WHAT THE TASK ASKS: Throughout the material below, tally the lines containing "istic" and give the total with no accompanying text.
BEGIN GIVEN RECORDS
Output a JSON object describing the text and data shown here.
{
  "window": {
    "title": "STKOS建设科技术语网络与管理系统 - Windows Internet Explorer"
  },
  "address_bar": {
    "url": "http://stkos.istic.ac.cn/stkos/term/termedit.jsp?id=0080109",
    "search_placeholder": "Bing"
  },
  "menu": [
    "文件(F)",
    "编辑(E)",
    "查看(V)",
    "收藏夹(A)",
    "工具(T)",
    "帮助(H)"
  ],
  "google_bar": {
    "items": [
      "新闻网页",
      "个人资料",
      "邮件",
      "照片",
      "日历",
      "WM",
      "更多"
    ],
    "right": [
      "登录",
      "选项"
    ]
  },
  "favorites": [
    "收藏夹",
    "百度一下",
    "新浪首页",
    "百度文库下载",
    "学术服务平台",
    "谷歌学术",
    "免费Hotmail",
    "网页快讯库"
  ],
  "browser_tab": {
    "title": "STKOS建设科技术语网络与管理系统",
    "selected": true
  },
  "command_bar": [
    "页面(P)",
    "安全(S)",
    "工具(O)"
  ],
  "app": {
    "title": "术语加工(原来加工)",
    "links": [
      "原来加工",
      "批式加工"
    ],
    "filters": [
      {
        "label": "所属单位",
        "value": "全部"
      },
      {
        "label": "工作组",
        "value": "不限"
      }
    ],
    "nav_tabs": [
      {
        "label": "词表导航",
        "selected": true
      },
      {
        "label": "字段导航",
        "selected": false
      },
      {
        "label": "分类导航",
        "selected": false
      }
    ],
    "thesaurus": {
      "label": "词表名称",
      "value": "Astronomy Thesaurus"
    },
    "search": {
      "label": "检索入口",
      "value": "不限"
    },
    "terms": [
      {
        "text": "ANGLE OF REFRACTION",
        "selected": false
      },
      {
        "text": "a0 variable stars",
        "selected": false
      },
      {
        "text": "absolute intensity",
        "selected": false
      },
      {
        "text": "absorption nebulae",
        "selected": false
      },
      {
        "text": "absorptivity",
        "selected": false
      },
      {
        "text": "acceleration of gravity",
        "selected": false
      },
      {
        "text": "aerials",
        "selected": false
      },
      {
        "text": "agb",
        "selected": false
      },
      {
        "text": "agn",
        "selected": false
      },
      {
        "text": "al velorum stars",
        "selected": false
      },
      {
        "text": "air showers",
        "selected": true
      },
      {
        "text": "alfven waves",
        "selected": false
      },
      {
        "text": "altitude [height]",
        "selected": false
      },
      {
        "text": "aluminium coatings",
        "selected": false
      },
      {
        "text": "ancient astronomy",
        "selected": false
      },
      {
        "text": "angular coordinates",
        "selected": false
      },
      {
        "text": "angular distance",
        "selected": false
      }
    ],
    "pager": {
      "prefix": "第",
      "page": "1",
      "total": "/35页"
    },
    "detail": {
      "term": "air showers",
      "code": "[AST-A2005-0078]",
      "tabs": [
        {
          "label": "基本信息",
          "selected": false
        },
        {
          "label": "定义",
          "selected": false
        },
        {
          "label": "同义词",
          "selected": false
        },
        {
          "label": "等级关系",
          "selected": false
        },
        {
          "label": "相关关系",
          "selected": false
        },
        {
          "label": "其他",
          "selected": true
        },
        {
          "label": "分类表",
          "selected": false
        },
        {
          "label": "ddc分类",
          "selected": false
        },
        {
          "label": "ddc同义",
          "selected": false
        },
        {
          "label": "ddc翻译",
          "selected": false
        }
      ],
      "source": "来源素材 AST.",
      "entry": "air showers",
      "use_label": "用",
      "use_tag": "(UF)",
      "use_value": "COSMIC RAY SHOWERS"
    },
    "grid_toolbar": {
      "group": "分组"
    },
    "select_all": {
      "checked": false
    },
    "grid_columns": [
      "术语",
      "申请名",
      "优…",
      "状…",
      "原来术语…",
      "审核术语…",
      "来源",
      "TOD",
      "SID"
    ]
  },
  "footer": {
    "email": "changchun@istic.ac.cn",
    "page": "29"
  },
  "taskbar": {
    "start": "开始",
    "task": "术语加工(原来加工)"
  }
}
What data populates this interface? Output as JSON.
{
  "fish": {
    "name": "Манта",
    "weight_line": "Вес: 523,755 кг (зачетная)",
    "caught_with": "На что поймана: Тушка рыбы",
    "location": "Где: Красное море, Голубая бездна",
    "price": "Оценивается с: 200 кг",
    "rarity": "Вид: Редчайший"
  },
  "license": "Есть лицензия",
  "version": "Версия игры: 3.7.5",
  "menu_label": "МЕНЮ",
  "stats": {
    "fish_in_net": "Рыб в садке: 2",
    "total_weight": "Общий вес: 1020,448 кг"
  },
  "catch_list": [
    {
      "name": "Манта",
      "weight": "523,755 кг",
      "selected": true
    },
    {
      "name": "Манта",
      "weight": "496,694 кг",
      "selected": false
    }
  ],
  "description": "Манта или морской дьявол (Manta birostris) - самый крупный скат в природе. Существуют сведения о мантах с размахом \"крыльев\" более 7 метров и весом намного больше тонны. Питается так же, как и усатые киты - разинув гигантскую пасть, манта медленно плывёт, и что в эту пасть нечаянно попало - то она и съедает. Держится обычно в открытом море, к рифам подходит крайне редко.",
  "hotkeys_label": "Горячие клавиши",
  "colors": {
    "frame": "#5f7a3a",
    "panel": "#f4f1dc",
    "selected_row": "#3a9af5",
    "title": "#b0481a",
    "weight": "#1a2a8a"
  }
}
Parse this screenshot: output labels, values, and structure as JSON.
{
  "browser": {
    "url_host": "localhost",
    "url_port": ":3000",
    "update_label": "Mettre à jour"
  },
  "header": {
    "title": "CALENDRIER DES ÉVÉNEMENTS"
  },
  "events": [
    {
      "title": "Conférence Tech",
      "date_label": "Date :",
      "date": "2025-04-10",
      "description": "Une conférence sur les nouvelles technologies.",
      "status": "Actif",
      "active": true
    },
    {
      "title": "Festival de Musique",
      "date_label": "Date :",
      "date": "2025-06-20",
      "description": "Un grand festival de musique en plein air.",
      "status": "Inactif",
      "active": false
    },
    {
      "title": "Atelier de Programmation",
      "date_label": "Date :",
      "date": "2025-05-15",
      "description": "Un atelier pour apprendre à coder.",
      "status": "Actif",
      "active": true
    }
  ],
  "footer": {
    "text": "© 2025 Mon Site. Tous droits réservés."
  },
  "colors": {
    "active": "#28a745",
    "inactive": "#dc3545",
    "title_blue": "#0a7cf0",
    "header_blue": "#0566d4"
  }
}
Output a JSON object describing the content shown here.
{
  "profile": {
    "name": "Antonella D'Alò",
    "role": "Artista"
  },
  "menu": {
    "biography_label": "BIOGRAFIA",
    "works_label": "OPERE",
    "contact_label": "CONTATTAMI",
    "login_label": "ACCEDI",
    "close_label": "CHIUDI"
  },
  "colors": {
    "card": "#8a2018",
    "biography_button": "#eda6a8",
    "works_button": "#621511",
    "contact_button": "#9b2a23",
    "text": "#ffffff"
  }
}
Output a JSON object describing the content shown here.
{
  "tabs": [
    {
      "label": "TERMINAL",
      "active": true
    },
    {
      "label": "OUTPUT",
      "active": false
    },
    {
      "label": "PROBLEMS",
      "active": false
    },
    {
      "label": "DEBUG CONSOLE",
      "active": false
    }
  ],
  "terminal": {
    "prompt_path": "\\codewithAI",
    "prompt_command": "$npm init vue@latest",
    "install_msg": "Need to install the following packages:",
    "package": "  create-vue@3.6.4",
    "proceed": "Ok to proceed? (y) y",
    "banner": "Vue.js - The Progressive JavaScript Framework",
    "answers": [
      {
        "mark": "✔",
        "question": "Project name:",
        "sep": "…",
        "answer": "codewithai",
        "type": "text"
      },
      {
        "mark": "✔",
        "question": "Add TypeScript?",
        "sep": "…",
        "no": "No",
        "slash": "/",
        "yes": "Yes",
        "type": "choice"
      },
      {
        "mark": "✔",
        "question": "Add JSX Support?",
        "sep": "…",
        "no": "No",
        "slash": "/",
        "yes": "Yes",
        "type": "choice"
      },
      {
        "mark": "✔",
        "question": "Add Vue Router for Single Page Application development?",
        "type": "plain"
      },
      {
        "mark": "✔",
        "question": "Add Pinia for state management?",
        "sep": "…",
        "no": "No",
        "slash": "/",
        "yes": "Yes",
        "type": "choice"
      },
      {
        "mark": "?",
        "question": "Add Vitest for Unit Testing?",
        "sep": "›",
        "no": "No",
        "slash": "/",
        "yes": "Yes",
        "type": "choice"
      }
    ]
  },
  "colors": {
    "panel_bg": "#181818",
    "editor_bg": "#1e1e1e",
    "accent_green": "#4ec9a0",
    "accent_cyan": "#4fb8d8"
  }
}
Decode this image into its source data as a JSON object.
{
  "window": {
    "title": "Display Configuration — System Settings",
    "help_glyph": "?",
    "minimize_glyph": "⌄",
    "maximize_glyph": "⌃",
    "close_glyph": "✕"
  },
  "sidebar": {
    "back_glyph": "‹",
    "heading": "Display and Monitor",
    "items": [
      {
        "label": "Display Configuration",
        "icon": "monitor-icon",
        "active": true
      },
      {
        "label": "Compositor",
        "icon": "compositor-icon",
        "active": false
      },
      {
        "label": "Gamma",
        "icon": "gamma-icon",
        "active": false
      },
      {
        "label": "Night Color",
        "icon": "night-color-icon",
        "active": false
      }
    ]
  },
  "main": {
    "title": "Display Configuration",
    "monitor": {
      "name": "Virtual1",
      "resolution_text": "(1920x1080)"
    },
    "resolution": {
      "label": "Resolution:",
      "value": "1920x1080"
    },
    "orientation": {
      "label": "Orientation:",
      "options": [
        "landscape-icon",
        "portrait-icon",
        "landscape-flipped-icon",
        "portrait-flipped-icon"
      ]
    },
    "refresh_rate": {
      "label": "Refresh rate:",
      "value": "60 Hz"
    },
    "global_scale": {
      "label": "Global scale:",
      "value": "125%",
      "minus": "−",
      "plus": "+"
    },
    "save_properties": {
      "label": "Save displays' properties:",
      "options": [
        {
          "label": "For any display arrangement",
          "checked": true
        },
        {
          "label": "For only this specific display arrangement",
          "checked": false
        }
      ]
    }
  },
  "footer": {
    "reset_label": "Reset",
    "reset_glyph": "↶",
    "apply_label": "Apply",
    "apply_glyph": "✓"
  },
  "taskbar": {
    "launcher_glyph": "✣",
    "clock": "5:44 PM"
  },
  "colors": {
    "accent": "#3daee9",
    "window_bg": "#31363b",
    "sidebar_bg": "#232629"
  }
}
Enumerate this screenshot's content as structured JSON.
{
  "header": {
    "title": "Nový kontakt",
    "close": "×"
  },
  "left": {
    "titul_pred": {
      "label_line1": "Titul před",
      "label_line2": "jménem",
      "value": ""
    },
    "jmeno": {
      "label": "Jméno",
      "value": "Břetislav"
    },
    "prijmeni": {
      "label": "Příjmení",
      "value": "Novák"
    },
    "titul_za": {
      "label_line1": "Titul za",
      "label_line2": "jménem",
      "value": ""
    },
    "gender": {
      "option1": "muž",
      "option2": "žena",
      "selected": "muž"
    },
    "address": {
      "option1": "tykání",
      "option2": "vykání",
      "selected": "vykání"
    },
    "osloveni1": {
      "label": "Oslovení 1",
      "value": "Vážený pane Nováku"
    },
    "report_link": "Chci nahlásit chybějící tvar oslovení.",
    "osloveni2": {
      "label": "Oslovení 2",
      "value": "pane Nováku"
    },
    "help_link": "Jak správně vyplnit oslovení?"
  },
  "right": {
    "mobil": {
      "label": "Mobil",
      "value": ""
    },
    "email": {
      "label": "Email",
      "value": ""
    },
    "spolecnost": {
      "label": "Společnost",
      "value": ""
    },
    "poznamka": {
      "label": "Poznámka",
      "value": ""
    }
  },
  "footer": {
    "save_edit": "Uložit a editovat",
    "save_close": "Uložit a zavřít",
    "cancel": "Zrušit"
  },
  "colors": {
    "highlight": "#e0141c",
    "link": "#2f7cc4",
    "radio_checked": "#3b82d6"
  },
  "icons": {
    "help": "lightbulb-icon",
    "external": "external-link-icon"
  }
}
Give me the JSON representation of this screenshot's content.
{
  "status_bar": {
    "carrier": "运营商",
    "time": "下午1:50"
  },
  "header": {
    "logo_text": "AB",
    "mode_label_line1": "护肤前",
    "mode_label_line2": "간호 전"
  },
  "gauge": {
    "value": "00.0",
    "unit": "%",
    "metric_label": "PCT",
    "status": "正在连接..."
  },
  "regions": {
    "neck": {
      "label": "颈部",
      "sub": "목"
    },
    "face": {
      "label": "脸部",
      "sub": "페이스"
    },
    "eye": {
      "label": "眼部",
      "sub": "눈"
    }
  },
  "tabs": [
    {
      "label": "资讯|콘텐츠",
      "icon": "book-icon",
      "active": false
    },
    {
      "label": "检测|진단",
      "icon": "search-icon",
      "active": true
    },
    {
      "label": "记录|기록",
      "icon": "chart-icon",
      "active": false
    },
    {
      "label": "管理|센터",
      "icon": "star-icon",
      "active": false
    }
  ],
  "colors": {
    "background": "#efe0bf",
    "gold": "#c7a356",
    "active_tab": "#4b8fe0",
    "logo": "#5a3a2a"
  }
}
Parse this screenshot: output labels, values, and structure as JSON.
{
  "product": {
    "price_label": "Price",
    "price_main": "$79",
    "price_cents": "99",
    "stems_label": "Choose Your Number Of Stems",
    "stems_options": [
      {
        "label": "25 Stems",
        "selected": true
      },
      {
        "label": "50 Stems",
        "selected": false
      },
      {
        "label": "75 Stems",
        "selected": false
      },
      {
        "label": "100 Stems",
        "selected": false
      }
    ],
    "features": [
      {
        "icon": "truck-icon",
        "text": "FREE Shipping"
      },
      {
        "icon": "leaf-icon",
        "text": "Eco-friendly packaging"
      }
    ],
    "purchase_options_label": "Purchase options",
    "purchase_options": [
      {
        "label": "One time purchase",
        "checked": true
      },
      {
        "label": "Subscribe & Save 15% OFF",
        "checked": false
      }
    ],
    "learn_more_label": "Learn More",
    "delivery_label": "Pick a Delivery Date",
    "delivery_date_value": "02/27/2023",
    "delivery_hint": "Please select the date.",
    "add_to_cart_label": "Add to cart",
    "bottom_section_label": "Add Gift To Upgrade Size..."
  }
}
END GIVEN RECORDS
EXERCISE RESULT: 2